Exercise instructions » Scan the data below and state the number of lines that include the word "JSON", adding no comment.

Excerpts from an interface dataset
=== Begin Enclosure ===
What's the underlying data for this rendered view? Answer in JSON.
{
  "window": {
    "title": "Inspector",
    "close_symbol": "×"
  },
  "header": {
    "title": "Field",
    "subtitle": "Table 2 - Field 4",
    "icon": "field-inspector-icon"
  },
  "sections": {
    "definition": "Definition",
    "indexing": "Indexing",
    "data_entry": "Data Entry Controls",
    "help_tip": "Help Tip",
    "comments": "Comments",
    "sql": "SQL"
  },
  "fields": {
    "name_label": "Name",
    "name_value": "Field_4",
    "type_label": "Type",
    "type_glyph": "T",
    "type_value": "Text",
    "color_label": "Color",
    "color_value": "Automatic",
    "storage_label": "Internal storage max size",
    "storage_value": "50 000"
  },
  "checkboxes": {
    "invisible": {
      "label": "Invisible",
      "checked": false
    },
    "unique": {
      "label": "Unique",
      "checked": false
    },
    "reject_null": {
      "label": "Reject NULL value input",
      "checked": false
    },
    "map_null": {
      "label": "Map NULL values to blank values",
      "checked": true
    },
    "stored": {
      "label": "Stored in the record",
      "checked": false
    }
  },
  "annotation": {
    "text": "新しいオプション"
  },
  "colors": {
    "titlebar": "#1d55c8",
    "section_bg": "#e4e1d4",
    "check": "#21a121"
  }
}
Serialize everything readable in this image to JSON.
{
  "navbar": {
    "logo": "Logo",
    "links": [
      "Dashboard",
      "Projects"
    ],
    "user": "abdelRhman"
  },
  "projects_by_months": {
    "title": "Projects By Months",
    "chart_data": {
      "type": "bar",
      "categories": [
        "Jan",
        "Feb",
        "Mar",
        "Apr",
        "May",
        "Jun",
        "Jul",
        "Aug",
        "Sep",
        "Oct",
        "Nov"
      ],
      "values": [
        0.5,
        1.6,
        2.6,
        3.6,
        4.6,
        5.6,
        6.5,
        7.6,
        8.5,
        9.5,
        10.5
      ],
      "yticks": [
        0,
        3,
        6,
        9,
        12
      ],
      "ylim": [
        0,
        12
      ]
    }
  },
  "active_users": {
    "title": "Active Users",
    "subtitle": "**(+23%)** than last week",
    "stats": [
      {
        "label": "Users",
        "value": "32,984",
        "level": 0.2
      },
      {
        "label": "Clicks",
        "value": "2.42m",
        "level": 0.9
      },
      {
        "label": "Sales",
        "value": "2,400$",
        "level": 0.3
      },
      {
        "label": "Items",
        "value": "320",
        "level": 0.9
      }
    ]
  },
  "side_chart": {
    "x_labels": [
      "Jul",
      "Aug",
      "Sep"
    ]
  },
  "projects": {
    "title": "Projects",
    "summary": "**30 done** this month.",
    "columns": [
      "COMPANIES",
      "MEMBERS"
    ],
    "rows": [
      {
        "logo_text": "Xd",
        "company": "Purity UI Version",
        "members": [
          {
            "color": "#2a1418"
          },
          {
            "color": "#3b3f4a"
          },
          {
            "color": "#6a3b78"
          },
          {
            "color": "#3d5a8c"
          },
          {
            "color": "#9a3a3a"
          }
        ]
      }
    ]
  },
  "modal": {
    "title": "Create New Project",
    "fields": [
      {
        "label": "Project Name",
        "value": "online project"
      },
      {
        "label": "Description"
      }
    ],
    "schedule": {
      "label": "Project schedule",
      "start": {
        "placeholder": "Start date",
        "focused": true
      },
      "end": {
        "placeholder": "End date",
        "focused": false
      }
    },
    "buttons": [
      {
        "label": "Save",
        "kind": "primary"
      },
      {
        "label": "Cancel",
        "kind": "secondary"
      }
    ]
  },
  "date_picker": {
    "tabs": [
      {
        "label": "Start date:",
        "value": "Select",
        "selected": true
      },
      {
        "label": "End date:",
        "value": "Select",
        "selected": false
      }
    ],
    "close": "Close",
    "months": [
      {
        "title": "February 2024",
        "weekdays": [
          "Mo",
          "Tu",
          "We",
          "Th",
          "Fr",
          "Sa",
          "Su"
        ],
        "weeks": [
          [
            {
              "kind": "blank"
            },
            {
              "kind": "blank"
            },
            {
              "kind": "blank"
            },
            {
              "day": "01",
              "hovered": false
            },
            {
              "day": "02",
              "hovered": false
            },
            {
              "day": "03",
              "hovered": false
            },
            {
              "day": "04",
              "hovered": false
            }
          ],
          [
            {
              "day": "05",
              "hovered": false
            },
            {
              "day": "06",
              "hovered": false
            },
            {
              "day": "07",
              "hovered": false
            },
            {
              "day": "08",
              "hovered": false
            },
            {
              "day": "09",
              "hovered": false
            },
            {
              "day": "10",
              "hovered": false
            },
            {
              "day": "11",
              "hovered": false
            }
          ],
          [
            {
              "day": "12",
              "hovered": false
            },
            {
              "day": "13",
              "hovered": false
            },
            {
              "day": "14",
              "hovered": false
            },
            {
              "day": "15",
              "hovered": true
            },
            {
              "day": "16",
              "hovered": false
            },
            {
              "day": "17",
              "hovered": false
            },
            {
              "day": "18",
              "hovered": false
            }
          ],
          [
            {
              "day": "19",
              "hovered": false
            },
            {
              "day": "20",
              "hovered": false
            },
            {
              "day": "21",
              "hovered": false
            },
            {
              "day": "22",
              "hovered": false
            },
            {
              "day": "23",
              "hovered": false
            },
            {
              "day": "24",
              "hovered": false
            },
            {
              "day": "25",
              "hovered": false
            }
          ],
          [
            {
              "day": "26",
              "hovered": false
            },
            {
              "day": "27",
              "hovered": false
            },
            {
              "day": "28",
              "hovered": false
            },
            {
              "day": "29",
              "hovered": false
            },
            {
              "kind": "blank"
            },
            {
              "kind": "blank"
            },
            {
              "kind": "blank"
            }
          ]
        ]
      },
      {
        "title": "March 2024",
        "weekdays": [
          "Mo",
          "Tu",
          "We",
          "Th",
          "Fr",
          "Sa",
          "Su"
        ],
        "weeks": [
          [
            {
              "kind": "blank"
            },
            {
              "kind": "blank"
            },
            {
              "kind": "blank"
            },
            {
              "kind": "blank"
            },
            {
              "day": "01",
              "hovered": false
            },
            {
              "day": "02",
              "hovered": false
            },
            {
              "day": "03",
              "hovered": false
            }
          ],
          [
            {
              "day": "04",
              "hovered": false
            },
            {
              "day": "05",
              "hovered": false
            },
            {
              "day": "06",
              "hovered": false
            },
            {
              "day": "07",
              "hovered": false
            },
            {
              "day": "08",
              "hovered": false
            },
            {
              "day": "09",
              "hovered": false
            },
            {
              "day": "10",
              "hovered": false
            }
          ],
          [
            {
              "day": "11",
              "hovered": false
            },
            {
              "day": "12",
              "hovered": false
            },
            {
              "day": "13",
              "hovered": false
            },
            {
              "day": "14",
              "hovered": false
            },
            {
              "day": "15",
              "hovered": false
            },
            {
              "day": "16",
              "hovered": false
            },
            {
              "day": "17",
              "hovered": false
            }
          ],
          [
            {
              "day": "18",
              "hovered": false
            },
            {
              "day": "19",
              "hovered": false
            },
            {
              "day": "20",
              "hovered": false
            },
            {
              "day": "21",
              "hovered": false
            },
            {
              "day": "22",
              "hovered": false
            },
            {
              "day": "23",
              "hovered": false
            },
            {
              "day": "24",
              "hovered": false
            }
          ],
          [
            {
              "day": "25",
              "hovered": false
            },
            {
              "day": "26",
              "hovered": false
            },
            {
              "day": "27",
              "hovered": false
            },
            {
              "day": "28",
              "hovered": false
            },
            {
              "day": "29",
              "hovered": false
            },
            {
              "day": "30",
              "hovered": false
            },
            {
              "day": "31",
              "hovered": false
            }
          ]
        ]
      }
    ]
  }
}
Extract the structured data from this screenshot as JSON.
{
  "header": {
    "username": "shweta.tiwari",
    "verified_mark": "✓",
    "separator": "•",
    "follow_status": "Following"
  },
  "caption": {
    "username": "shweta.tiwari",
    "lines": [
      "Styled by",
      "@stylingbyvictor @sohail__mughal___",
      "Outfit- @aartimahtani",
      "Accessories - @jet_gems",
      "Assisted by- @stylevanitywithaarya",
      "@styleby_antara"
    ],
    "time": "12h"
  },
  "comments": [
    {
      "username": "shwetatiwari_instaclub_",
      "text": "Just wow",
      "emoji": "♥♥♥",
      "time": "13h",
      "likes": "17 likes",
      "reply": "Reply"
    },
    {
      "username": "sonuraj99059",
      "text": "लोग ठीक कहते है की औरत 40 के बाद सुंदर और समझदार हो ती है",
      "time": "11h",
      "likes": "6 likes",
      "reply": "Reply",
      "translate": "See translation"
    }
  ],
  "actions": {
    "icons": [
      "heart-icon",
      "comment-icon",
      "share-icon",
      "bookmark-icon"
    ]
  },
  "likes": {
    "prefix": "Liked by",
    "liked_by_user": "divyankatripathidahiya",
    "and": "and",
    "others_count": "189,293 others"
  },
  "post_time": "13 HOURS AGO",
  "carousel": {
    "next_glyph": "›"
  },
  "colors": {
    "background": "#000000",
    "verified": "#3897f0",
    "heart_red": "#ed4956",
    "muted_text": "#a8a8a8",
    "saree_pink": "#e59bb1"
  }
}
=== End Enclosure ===
Task response » 3